Web page and app entries
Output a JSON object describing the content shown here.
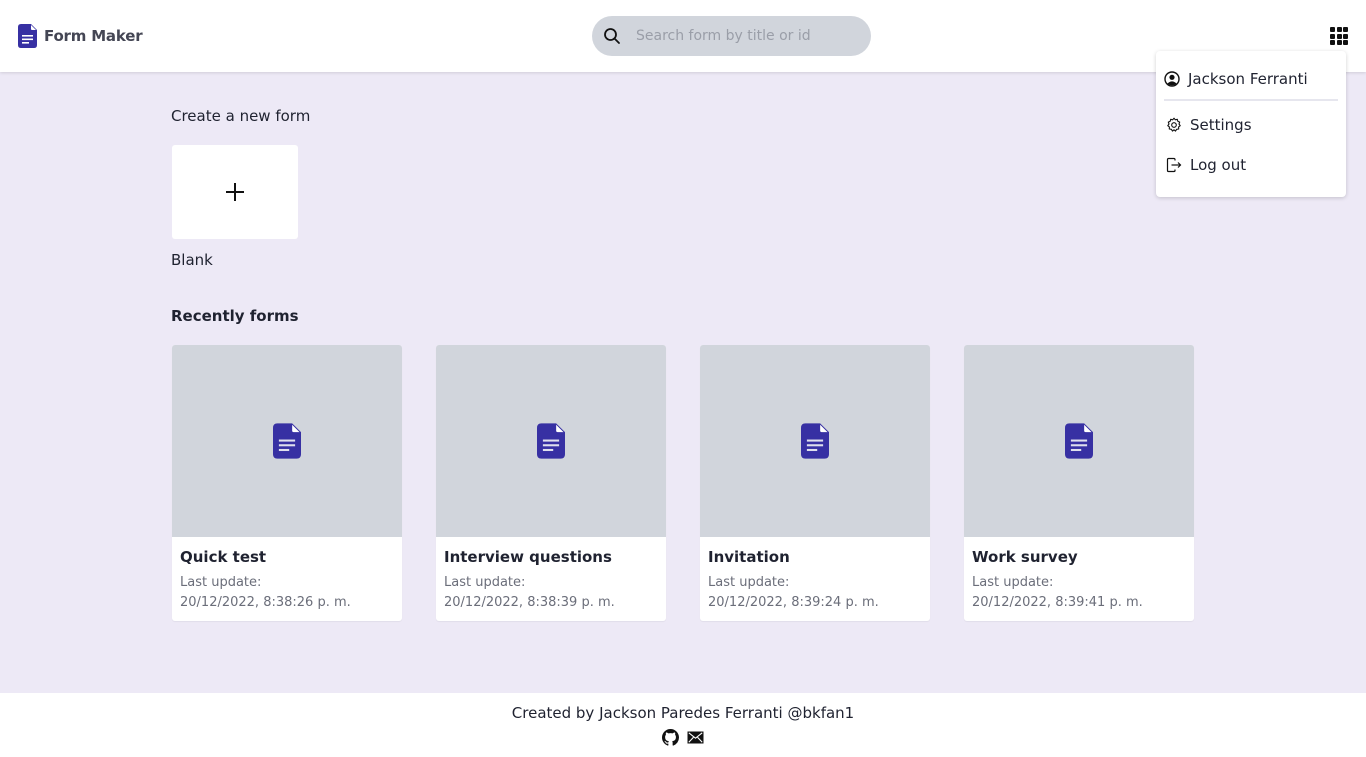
{
  "header": {
    "brand_name": "Form Maker",
    "brand_color": "#3730a3",
    "search_placeholder": "Search form by title or id",
    "search_value": ""
  },
  "user_menu": {
    "user_name": "Jackson Ferranti",
    "items": [
      {
        "label": "Settings",
        "icon": "gear-icon"
      },
      {
        "label": "Log out",
        "icon": "logout-icon"
      }
    ]
  },
  "create_section": {
    "title": "Create a new form",
    "blank_label": "Blank"
  },
  "recent_section": {
    "title": "Recently forms",
    "forms": [
      {
        "title": "Quick test",
        "updated_label": "Last update:",
        "updated_at": "20/12/2022, 8:38:26 p. m."
      },
      {
        "title": "Interview questions",
        "updated_label": "Last update:",
        "updated_at": "20/12/2022, 8:38:39 p. m."
      },
      {
        "title": "Invitation",
        "updated_label": "Last update:",
        "updated_at": "20/12/2022, 8:39:24 p. m."
      },
      {
        "title": "Work survey",
        "updated_label": "Last update:",
        "updated_at": "20/12/2022, 8:39:41 p. m."
      }
    ]
  },
  "footer": {
    "credit": "Created by Jackson Paredes Ferranti @bkfan1",
    "links": [
      "github-icon",
      "mail-icon"
    ]
  }
}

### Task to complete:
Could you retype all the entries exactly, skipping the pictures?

### Result for this exercise:
Output a JSON object describing the content shown here.
{
  "header": {
    "brand_name": "Form Maker",
    "brand_color": "#3730a3",
    "search_placeholder": "Search form by title or id",
    "search_value": ""
  },
  "user_menu": {
    "user_name": "Jackson Ferranti",
    "items": [
      {
        "label": "Settings",
        "icon": "gear-icon"
      },
      {
        "label": "Log out",
        "icon": "logout-icon"
      }
    ]
  },
  "create_section": {
    "title": "Create a new form",
    "blank_label": "Blank"
  },
  "recent_section": {
    "title": "Recently forms",
    "forms": [
      {
        "title": "Quick test",
        "updated_label": "Last update:",
        "updated_at": "20/12/2022, 8:38:26 p. m."
      },
      {
        "title": "Interview questions",
        "updated_label": "Last update:",
        "updated_at": "20/12/2022, 8:38:39 p. m."
      },
      {
        "title": "Invitation",
        "updated_label": "Last update:",
        "updated_at": "20/12/2022, 8:39:24 p. m."
      },
      {
        "title": "Work survey",
        "updated_label": "Last update:",
        "updated_at": "20/12/2022, 8:39:41 p. m."
      }
    ]
  },
  "footer": {
    "credit": "Created by Jackson Paredes Ferranti @bkfan1",
    "links": [
      "github-icon",
      "mail-icon"
    ]
  }
}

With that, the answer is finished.